Never in the field of human conflict, has so much been owed by so many to so few – Winston Churchill 1942.

The airfield is next to the HQ of 450 Kenley Air Cadets.

The airfield is still in use by the Ministry of Defence and Surrey Hills Gliding Club for glider aircraft; however, the use of powered aircraft is currently prohibited.


The aerodrome was used as a location in the following films: Angels One Five (1952) and Reach for the Sky (1956), the latter about Douglas Bader who was posted to RAF Kenley in 1930 No. 23 Squadron RAF shortly before his accident in 1931.

See also





  1. ^ "Defence Estates Development Plan (DEDP) 2009 – Annex A" (PDF). GOV.UK. Ministry of Defence. 3 July 2009. p. 49. Retrieved 5 July 2018.
  2. ^ Falconer 1998, p. 54.
  3. ^ "RAF Kenley 1917-1939". Kenley Revival. Retrieved 7 December 2020.
  4. ^ "ATTACK ALARM – Hammond Innes's portrait of Kenley's Hardest Day". Kenley Revival. Retrieved 23 September 2020.
  5. ^ Jefford 1988, p. 23.
  6. ^ Jefford 1988, p. 24.
  7. ^ Jefford 1988, p. 28.
  8. ^ Jefford 1988, p. 29.
  9. ^ a b Jefford 1988, p. 32.
  10. ^ Jefford 1988, p. 35.
  11. ^ Jefford 1988, p. 37.
  12. ^ Jefford 1988, p. 38.
  13. ^ Jefford 1988, p. 40.
  14. ^ a b Jefford 1988, p. 45.
  15. ^ Jefford 1988, p. 49.
  16. ^ Jefford 1988, p. 50.
  17. ^ Jefford 1988, p. 51.
  18. ^ Jefford 1988, p. 52.
  19. ^ Jefford 1988, p. 53.
  20. ^ a b Jefford 1988, p. 55.
  21. ^ Jefford 1988, p. 56.
  22. ^ Jefford 1988, p. 57.
  23. ^ Jefford 1988, p. 64.
  24. ^ Jefford 1988, p. 69.
  25. ^ Jefford 1988, p. 74.
  26. ^ Jefford 1988, p. 78.
  27. ^ Jefford 1988, p. 79.
  28. ^ Jefford 1988, p. 84.
  29. ^ Jefford 1988, p. 86.
  30. ^ Jefford 1988, p. 88.
  31. ^ a b c d Jefford 1988, p. 89.
  32. ^ a b c Jefford 1988, p. 90.
  33. ^ Jefford 1988, p. 91.
  34. ^ Jefford 1988, p. 93.
  35. ^ a b Jefford 1988, p. 94.
  36. ^ a b Jefford 1988, p. 98.
  37. ^ a b c Jefford 1988, p. 100.
  38. ^ Jefford 1988, p. 104.
  39. ^ "Kenley (Whyteleafe)". Airfields of Britain Conservation Trust. Retrieved 4 December 2020.

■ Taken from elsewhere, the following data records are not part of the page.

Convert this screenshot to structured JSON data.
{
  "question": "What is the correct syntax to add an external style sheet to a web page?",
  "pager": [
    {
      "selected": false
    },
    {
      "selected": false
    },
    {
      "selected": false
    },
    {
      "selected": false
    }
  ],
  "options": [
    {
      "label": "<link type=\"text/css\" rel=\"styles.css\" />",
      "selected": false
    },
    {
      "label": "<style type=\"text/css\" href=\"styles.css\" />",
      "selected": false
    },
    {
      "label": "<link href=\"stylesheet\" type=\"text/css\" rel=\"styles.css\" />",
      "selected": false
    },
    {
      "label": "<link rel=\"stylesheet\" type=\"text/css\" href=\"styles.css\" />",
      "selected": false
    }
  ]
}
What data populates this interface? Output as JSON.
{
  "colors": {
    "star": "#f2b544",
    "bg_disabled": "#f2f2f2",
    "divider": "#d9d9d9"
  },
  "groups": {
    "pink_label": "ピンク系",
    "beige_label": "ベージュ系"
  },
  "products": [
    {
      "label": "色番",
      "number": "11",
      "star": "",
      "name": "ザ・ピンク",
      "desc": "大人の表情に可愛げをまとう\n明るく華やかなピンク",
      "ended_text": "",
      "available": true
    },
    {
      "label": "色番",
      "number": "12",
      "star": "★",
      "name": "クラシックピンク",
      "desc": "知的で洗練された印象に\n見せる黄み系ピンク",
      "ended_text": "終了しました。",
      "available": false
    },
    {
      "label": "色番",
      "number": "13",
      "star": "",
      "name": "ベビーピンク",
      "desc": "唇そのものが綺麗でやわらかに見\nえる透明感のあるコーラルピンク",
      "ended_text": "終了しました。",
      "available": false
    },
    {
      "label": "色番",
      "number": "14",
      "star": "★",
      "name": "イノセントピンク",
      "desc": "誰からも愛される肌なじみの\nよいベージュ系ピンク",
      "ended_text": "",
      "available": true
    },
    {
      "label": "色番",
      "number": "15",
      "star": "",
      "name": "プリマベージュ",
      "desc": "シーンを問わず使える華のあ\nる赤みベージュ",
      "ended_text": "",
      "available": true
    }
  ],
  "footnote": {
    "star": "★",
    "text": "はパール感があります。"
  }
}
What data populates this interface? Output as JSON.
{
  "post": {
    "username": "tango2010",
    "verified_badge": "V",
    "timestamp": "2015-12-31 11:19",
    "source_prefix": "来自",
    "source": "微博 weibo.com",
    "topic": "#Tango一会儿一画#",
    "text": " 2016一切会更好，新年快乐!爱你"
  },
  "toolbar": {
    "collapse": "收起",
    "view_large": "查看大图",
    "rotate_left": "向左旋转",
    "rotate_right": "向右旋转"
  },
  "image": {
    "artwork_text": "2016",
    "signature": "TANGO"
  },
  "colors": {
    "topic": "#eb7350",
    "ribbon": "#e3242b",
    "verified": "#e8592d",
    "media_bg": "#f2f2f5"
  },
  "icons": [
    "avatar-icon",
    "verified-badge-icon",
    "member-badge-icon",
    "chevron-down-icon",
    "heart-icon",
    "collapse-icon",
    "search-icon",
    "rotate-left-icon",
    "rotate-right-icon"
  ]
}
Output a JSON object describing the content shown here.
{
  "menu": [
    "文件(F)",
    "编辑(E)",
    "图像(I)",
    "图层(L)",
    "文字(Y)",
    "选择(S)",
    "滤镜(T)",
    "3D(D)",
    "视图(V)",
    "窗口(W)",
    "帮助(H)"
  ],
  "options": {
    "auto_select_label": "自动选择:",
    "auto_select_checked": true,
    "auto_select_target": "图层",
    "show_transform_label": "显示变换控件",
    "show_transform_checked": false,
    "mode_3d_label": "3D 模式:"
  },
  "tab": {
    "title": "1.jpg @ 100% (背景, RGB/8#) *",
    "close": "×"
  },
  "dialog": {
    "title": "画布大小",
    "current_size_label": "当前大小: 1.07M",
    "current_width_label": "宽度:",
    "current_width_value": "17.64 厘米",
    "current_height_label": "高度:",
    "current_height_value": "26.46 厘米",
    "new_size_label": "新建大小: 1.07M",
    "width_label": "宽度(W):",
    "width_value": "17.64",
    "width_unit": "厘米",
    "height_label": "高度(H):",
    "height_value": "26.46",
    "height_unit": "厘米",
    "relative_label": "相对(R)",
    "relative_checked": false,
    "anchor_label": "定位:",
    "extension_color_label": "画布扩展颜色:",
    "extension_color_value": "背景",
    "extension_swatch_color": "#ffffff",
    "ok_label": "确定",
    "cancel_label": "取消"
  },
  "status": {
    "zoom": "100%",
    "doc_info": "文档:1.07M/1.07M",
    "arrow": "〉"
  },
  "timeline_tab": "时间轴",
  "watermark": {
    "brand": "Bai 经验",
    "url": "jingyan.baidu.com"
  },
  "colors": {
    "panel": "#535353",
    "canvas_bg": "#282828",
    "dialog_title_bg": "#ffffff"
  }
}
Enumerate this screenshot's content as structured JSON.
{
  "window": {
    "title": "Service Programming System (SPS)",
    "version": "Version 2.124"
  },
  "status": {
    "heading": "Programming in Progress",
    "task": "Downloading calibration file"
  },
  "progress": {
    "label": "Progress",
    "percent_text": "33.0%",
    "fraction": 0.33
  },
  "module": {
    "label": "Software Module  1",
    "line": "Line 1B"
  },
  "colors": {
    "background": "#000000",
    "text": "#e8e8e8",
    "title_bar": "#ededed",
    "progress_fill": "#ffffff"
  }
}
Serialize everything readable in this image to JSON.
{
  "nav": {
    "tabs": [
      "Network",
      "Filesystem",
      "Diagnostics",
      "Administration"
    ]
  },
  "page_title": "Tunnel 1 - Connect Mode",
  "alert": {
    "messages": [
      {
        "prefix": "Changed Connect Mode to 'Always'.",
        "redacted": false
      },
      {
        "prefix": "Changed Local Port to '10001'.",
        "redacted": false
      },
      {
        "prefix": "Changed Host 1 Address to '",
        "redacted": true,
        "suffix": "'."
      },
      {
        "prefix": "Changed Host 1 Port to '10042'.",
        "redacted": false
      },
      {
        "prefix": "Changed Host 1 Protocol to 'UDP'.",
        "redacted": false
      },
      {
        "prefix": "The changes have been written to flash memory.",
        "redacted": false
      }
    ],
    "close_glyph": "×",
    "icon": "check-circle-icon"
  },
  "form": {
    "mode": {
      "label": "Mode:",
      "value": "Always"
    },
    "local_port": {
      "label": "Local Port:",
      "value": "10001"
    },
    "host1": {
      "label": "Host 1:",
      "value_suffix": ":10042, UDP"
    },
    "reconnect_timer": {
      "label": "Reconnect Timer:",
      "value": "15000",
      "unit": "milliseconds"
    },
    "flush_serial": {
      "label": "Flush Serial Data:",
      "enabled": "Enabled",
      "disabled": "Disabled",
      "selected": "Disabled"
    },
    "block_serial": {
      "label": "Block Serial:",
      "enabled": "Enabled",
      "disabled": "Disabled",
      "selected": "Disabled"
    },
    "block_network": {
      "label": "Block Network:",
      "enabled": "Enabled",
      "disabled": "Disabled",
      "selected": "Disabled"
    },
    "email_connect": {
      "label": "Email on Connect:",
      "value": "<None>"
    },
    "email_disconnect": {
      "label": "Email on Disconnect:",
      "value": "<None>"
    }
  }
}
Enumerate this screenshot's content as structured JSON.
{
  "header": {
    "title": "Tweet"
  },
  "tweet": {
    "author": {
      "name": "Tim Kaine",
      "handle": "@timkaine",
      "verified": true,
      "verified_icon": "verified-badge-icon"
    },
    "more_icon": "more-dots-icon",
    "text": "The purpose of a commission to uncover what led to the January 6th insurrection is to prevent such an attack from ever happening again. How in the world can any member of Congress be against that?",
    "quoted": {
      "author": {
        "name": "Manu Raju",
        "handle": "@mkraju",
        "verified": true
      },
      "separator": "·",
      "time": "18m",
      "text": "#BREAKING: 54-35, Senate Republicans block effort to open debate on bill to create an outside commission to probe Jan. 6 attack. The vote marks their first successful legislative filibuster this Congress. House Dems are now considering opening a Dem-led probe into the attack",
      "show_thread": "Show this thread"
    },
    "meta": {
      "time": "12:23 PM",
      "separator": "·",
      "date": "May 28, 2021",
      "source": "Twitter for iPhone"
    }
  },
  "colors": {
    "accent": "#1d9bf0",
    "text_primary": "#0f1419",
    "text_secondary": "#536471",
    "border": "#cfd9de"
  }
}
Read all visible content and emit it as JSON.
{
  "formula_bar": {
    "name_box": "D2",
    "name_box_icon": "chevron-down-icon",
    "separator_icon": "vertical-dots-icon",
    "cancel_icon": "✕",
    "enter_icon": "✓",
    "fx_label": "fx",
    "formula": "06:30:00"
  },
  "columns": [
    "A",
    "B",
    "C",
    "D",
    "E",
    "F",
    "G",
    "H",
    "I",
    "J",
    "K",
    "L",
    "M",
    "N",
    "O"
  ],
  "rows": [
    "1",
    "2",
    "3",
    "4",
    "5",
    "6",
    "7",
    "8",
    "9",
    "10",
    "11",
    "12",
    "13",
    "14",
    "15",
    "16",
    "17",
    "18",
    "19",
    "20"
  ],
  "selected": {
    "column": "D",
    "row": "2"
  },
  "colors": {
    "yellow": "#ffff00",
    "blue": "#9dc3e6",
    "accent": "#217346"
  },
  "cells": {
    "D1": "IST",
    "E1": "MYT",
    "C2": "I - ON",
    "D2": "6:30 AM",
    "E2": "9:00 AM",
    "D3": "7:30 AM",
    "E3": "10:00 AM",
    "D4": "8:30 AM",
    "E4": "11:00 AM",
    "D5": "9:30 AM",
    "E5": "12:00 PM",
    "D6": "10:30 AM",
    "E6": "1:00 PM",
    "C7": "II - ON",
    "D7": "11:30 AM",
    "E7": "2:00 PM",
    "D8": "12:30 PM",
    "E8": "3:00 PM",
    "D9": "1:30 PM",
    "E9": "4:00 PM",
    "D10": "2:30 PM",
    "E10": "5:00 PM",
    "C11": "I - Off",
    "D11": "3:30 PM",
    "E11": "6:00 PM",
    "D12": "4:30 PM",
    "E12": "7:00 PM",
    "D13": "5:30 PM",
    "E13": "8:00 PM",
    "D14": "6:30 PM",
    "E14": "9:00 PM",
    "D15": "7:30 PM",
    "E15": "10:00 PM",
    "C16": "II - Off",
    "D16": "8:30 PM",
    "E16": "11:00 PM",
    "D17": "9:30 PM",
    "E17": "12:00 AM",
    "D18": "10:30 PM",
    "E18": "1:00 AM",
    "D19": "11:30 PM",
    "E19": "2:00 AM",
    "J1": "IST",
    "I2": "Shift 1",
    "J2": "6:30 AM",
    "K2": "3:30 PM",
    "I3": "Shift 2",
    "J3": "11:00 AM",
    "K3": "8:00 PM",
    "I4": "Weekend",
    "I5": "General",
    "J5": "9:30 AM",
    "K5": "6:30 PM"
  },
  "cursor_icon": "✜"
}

  • Peter Flint (1985), R.A.F. Kenley, Terence Dalton Limited Lavenham Suffolk, ISBN 0-86138-036-3
  • Falconer, J (1998). RAF Fighter Airfields of World War 2. UK: Ian Allan Publishing. ISBN 0-7110-2175-9.
  • Jefford, C.G. (1988). RAF Squadrons. A comprehensive record of the movement and equipment of all RAF squadrons and their antecedents since 1912. Shrewsbury: Airlife. ISBN 1-85310-053-6.